In February, the Federal Election Commission deadlocked on taking action against right-wing filmmaker Joel Gilbert for failing to disclose how much he spent manufacturing and mailing what he claimed was millions of DVD copies of his anti-Obama documentary "Dreams From My Real Father" to voters in several swing states before the 2012 presidential election, meaning that no action against him would take place. An FEC general counsel's report declared that Gilbert's film qualified as a legitimate media action and was not an independent political expenditure subject to financial disclosure.
Despite winning his case, Gilbert knew exactly what to do to capitalize on it: run to the right-wing media and cry persecution.
WorldNetDaily's Jerome Corsi -- a longtime promoter of Gilbert who really should know better, given how he repeated a separate Gilbert claim about Obama's wedding ring that was so wrong even Corsi's fellow birthers felt obliged to debunk it -- was more than happy to oblige Gilbert's persecution complex, and he played it up accordingly:

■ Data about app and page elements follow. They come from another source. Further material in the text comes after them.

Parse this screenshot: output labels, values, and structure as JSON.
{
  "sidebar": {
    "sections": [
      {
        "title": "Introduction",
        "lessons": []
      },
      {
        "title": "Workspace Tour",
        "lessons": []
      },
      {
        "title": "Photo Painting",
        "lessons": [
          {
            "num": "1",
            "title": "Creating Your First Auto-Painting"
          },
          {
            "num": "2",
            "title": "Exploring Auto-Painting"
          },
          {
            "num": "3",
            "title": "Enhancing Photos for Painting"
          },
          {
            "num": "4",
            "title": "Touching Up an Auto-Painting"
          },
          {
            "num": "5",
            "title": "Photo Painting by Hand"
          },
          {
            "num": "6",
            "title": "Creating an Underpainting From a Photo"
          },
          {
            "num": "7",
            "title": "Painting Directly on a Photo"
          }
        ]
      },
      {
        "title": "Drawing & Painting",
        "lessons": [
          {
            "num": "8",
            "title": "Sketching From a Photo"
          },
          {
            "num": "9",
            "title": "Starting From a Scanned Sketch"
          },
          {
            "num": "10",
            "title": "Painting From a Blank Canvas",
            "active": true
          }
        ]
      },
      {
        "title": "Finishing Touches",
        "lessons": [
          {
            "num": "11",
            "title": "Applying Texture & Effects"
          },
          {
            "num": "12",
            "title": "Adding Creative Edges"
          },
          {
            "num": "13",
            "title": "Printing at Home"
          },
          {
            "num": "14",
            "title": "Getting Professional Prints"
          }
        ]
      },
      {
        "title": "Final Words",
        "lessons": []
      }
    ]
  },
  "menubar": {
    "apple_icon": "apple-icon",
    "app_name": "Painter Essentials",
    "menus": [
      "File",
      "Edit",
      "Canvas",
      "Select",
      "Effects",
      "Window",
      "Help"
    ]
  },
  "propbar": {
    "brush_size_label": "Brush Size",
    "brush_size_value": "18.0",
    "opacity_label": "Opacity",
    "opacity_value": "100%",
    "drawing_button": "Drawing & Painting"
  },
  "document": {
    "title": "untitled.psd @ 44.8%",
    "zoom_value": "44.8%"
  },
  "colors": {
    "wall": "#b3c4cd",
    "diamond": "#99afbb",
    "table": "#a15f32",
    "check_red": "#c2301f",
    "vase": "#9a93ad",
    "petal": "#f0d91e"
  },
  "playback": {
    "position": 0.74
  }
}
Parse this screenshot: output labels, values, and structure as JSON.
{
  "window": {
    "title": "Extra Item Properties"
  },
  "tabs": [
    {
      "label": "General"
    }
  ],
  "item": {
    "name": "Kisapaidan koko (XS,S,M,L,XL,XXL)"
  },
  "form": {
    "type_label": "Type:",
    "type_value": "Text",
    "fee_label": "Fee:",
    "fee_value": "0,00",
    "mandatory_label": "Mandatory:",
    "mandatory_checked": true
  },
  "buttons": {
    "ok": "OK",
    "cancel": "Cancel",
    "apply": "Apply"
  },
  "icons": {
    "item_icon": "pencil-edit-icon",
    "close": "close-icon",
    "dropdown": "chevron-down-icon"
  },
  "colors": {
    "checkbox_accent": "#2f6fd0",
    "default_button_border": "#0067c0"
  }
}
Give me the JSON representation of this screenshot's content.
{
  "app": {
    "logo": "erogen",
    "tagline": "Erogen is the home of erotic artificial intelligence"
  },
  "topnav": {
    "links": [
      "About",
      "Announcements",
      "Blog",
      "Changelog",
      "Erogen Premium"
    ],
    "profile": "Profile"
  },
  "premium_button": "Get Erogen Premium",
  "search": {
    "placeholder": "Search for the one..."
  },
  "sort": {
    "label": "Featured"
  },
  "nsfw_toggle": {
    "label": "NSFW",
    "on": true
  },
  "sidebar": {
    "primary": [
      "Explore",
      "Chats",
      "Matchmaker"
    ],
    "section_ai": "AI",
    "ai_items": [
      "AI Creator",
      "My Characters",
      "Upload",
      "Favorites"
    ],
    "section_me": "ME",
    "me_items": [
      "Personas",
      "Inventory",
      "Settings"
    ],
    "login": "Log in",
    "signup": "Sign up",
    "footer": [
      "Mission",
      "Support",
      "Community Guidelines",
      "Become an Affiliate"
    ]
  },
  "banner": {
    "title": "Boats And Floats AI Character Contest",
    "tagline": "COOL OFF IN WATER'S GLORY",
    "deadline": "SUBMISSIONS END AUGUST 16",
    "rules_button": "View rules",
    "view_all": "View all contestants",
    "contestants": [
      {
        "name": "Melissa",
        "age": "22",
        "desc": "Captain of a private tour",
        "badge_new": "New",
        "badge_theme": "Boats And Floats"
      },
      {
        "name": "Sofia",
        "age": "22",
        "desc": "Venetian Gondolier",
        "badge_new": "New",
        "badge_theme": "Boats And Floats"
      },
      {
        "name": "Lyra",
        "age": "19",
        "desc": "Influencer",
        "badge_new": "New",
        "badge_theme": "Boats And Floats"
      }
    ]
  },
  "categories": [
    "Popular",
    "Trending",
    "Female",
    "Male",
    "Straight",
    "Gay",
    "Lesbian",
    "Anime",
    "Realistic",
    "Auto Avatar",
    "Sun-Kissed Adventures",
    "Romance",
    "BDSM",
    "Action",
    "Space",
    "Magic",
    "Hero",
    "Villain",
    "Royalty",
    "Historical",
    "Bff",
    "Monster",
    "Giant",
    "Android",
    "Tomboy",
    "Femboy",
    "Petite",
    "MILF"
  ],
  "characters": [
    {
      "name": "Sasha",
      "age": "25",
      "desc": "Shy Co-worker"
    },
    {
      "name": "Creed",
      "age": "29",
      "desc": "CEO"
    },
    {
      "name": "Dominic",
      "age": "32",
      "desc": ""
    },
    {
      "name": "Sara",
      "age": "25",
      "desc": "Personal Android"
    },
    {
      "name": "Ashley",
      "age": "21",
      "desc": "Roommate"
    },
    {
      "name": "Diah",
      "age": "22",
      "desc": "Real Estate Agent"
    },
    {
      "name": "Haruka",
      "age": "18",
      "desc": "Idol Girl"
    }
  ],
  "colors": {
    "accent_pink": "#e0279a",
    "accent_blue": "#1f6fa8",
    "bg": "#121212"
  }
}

The Federal Election Commission complaint against the free distribution of his 2012 anti-Obama film was a "dangerous development" threatening free speech, filmmaker Joel Gilbert told WND after the three Democrats on the six-member panel were prevented from punishing him.
In a case spotlighting regulation of conservative media, the three Democrats on the FEC alleged Gilbert violated reporting rules when he mailed out DVDs of his movie, "Dreams from My Real Father: A Story of Reds and Deception," during the 2012 election campaign.
"This is a dangerous development; free speech is literally hanging in the balance," Gilbert said of the Democrats' attempt to punish him. "It's a harbinger of the intolerant suppression of First Amendment rights we should fear if Hillary Clinton or Bernie Sanders should win the White House."
Gilbert said the punishments could have included heavy fines, restrictions on his speech and even referral to the Justice Department for criminal prosecution.
He predicted a "dire future" for conservatives if a Democrat wins the White House this fall.
"If the make-up of the Federal Election Commission is changed because a Democrat wins the presidency and appoints one more Democrat than Republican to the commission, we face a dire future in which only political speech favorable to far-left agenda will be tolerated in America," Gilbert said.
"All conservative opinion, whether expressed in documentary films, shown on television or the Internet, or broadcast over radio may be subject to criminal penalties," he said.
The Washington Examiner's Paul Bedard joined in with a piece that also dutifully repeated Gilbert's persecution narrative. Bedard's article was reprinted on the Fox News website.
Actually, the only real "punishment" Gilbert might have faced was having to disclose how much he spent to promote his film and possibly where that money came from, and having to pay any fines for not filing the paperwork originally. And it's clear Gilbert wants to keep that information a secret.
Also, the last time we checked, falsehoods are not protected by the First Amendment, and those are found in abundance in "Dreams From My Real Father."
The headline claim of Gilbert's film is that Barack Obama's real father is, in Corsi's words, "the late Communist Party USA propagandist Frank Marshall Davis." That's an argument so fallacious that even the far-right website American Thinker shot that down, dismissing Gilbert as a "hoaxster."
Gilbert also asserted in the film that Obama's mother, Ann Dunham, posed in nude photos taken by Davis and published in erotic magazines of the time. Attorney Loren Collins (who filed the FEC complaint against Gilbert) demonstrated that the photos Gilbert claimed were of Dunham could not possibly have been her.
Gilbert clearly knows this claim is false because as Collins debunked it, Gilbert adjusted the promotion of his film to paper over the falsehood.
As far as I know, Gilbert has never publicly denied the falsehoods in his film. In one response to the FEC investigation, his lawyers complained that Collins questioned the film's accuracy but do not defend the film.
Gilbert is nobody's definition of a journalist -- he's a charlatan and a propagandist. As Collins has also noted, Gilbert made other so-called documentaries -- claiming, among other things, that Paul McCartney is dead and Elvis is alive -- that he once promoted as legitimate, serious efforts but now calls "mockumentaries." That seems to be the path "Dreams From My Real Father" is headed.
Curiously, Gilbert or his financial backers were able to marshal some high-powered legal help to battle the FEC. Gilbert's original response to the complaint was submitted by Cleta Mitchell, a conservative activist and election law specialist. Another response was submited by Eric Lycan, whose record includes serving as counsel for Mitch McConnell's last re-election campaign and is current treasurer for a pro-Ted Cruz super PAC. We doubt that the legal assistance of Mitchell and Lycan does not come cheap.
Interesting that a purported documentarian claiming to work independently of any political campaign was able to come up with such heavy hitters in the mainstream conservative movement to defend him.
Of course, if I was financing such a sleazy and lie-filled propaganda piece like "Dreams From My Real Father," I'd be paying big money to keep people from finding that out as well.